Ever since the Privacy Shield was declared invalid in the Schrems II case, there was no specific agreement or framework in place between the EU and the US to facilitate data transfers. In July 2023, the European Commission adopted the EU-US Data Privacy Framework, which helps facilitate data transfers between the EU and the US. You can read more about it here.
Due to the UK’s recent exit from the European Union, a special solution was needed. Hence, The UK Extension to the EU-US Data Privacy Framework (aka Data Bridge) was created to resolve the uncertainty and facilitate seamless data transfers.
The Data Privacy Framework is an adequacy decision of the European Commission which concludes that U.S. vendors participating in the framwork, ensures an adequate level of protection for personal data.
What is the UK-US Data Bridge?
The Data Bridge entered into force on October 12, 2023, allowing certifying entities to transfer personal data from the UK to the US easily.
By extending the EU-US Data Privacy Framework, the UK’s Secretary of State established a data bridge with the United States. This extension is called the UK-US Data Bridge. This means that by following the certification process included in the Data Privacy Framework, UK companies can now transfer personal data to the United States.

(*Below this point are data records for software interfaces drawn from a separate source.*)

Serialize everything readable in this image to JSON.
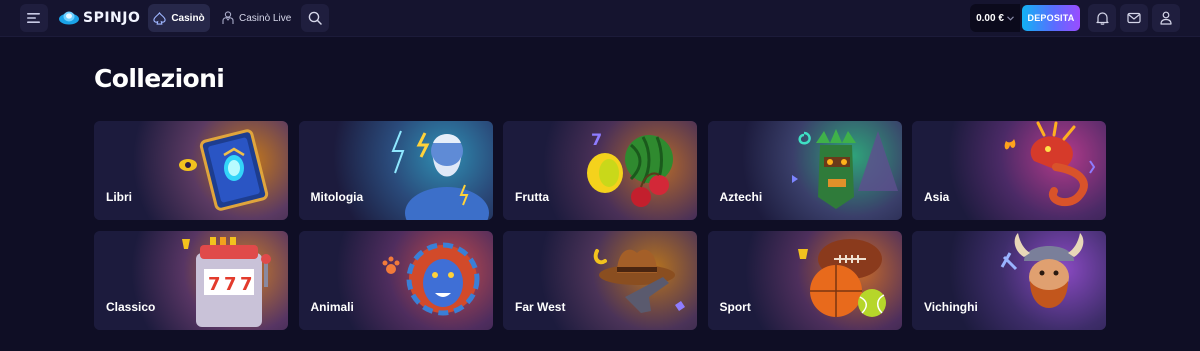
{
  "header": {
    "logo_text": "SPINJO",
    "nav": {
      "casino_label": "Casinò",
      "live_label": "Casinò Live"
    },
    "balance": "0.00 €",
    "deposit_label": "DEPOSITA"
  },
  "page": {
    "title": "Collezioni"
  },
  "collections": [
    {
      "label": "Libri",
      "icon": "book-icon"
    },
    {
      "label": "Mitologia",
      "icon": "zeus-icon"
    },
    {
      "label": "Frutta",
      "icon": "fruit-icon"
    },
    {
      "label": "Aztechi",
      "icon": "aztec-mask-icon"
    },
    {
      "label": "Asia",
      "icon": "dragon-icon"
    },
    {
      "label": "Classico",
      "icon": "slot-machine-icon"
    },
    {
      "label": "Animali",
      "icon": "lion-icon"
    },
    {
      "label": "Far West",
      "icon": "cowboy-hat-icon"
    },
    {
      "label": "Sport",
      "icon": "sport-balls-icon"
    },
    {
      "label": "Vichinghi",
      "icon": "viking-icon"
    }
  ],
  "colors": {
    "background": "#0f0e25",
    "topbar": "#15142f",
    "card": "#1c1b3d",
    "deposit_gradient": [
      "#12b2f4",
      "#5a6dff",
      "#9a4dff"
    ]
  }
}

Data Bridge allows organizations in the U.K. to transfer personal data to U.S. organizations that adhere to the “U.K. Extension to the EU-US Data Privacy Framework” without requiring additional safeguards, such as the U.K. version of EU standard contractual clauses or binding corporate policies.
How does the UK-US Data Bridge work?
The EU-US Data Privacy Framework is an opt-in certification scheme for US companies, enforced by the Federal Trade Commission (FTC) and Department of Transportation (DoT) and administered by the Department of Commerce (DoC).
Organizations must be certified to comply with a set of enforceable principles and requirements in order to be eligible to join the Data Privacy Framework. Data protection principles govern how a company uses, collects, and discloses personal data and are expressed in the form of commitments. US organizations who have been certified to the Data Privacy Framework can opt-in to receive data from the UK.
Once a US organization has been certified and is publicly placed on the Data Privacy Framework List on the DPF website, it can receive UK personal data through a UK-US data bridge.
UK-US Data Bridge – Challenges
DPF and UK-US Data Bridge have been criticized by both the Information Commissioner’s Office (ICO) and privacy activists. According to the ICO, UK data subjects may face risks if the safeguards identified are not properly applied in the UK-US Data Bridge Regulations.
Several potential issues are identified with the UK-US Data Bridge, including:
- The UK-US Data Bridge does not contain substantially similar rights to the UK GDPR’s such as the right to be forgotten, the right to withdraw consent, and the right to obtain a review of an automated decision by a human.
- The definition of ‘sensitive information’ under the UK-US Data Bridge does not specify all the ‘special categories of personal data’ of the UK GDPR.
Hence, your organization must highlight the data as “sensitive” before the transfer to ensure it receives appropriate protections under the DPF. This will include: genetic data; biometric data for the purpose of uniquely identifying a natural person; data concerning sexual orientation.
Implications of the UK-US Data Bridge
Up until now, transfers from the UK to the US required organizations to conduct a transfer impact assessment (TIA), which includes considerations of the circumstances of the transfer, the chosen alternative transfer mechanism, and the relevant protections.
Among the prime benefits of the UK-US Data Bridge, which is based on the DPF framework, is that participating organizations are not required to conduct transfer impact assessments (TIAs) or implement supplementary measures.
However, companies are still required to implement supplementary measures if they rely on Standard Contractual Clauses (UK SCCs) or Binding Corporate Rules (BCRs). Data can be easily transferred between the UK and the US using the UK-US Data Bridge.
Furthermore, as the data protection landscape evolves, customers increasingly expect companies to actively participate in such data transfer frameworks, enhancing trust and compliance.
However, businesses must be minded. Based on history (Schrems I and Schrems II), it is likely that the Data Privacy Framework will be challenged again. In fact, NOYB (Non-of-your-business) has already stated that they plan to do so. It is best to use another transfer mechanism (such as UK SCCs) even if the vendor is certified under this framework, just in case.
The Data Privacy Framework and it’s British extension buddy, the UK-US Data Bridge, are one step toward harmonizing transatlantic data transfers. There are, however, some old challenges and new ones to be faced. Keeping up with the latest developments and ensuring the right mechanisms are in place is important.
Noa is a certified CIPM, CIPP/E, and a Fellow of Information Privacy (FIP) from the IAPP. Her background consists of marketing, project management, operations, and law. She is the co-founder and COO of hoggo, which builds transparency around data privacy practices.